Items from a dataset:
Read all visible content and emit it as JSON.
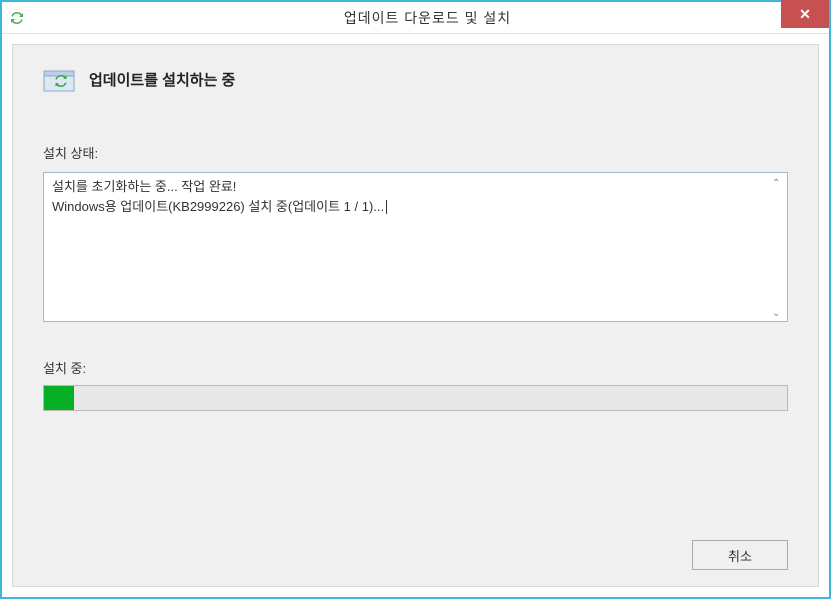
{
  "window": {
    "title": "업데이트 다운로드 및 설치"
  },
  "header": {
    "text": "업데이트를 설치하는 중"
  },
  "status": {
    "label": "설치 상태:",
    "line1": "설치를 초기화하는 중... 작업 완료!",
    "line2": "Windows용 업데이트(KB2999226) 설치 중(업데이트 1 / 1)..."
  },
  "progress": {
    "label": "설치 중:",
    "percent": 4
  },
  "buttons": {
    "cancel": "취소"
  }
}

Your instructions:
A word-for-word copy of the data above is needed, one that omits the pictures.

Solution:
Read all visible content and emit it as JSON.
{
  "window": {
    "title": "업데이트 다운로드 및 설치"
  },
  "header": {
    "text": "업데이트를 설치하는 중"
  },
  "status": {
    "label": "설치 상태:",
    "line1": "설치를 초기화하는 중... 작업 완료!",
    "line2": "Windows용 업데이트(KB2999226) 설치 중(업데이트 1 / 1)..."
  },
  "progress": {
    "label": "설치 중:",
    "percent": 4
  },
  "buttons": {
    "cancel": "취소"
  }
}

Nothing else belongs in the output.